My neighbor has been telling me I should grow and use Holy Basil. What is it and how do I grow it?~Cynthia
Holy Basil (Ocimum tenuiflorum/sanctum) is a distant relative of sweet basil and Thai basil. It is commonly used as a medicinal herb in India; It also makes a wonderful tea. Holy basil is sometimes distinguished from the other basils by being called Tulsi.
Holy basil is native to tropical and subtropical Asia. It’s an aromatic plant in the mint family, Lamiaceae. It is spicier than other basils and quicker to go to seed, but still usable when covered with purple flowers. Plants will grow to 12-24 inches tall and wide, with hairy stems and simple, green leaves that are strongly scented. Leaves are ovate, up to almost 2 inches long, usually slightly toothed. The flowers are purplish in close elongated whorls. It is a perennial in it’s homeland, but acts as an annual here in Texas.
To grow, direct seed when soil warms up in late spring or transplant after danger of frost in well-drained moderately rich soil. I was able to find seeds on Amazon. The seeds are VERY tiny. Young seedlings will damp off if heavily watered during cool cloudy weather. Thin to 8–12”, pinch off the tops of mature plants to induce branching and increase total yield. Harvest before plants blossom. Holy Basil is heat loving and more tolerant of cold than most basils but absolutely intolerant of frost and damaged by temperatures in the 30s.

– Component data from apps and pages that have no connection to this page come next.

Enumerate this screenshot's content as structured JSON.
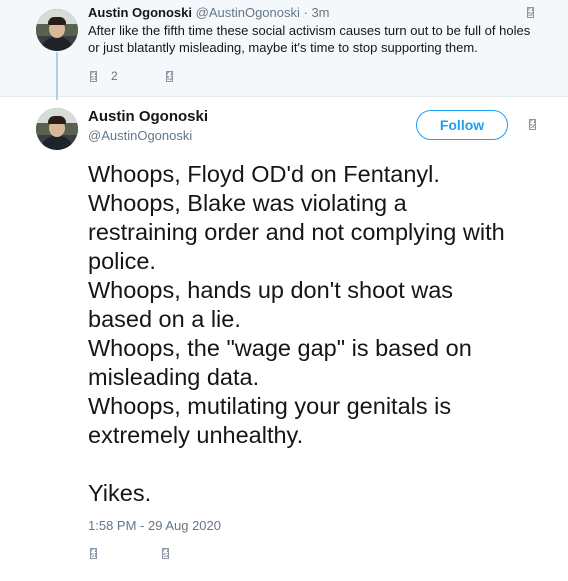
{
  "parent_tweet": {
    "author_name": "Austin Ogonoski",
    "handle": "@AustinOgonoski",
    "time": "· 3m",
    "text": "After like the fifth time these social activism causes turn out to be full of holes or just blatantly misleading, maybe it's time to stop supporting them.",
    "reply_count": "2",
    "icons": [
      "reply-icon",
      "retweet-icon",
      "more-options-icon"
    ]
  },
  "main_tweet": {
    "author_name": "Austin Ogonoski",
    "handle": "@AustinOgonoski",
    "follow_label": "Follow",
    "lines": [
      "Whoops, Floyd OD'd on Fentanyl.",
      "Whoops, Blake was violating a",
      "restraining order and not complying with",
      "police.",
      "Whoops, hands up don't shoot was",
      "based on a lie.",
      "Whoops, the \"wage gap\" is based on",
      "misleading data.",
      "Whoops, mutilating your genitals is",
      "extremely unhealthy.",
      "",
      "Yikes."
    ],
    "timestamp": "1:58 PM - 29 Aug 2020",
    "icons": [
      "reply-icon",
      "retweet-icon",
      "more-options-icon"
    ]
  },
  "colors": {
    "accent": "#1da1f2",
    "thread_line": "#a9d2ea",
    "muted_text": "#657786",
    "parent_background": "#f5f8fa"
  }
}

As far as the medicinal properties of Holy Basil go, although they sound wonderful, they are mostly unsubstantiated. However, from personal experience, I can tell you the tea is delicious.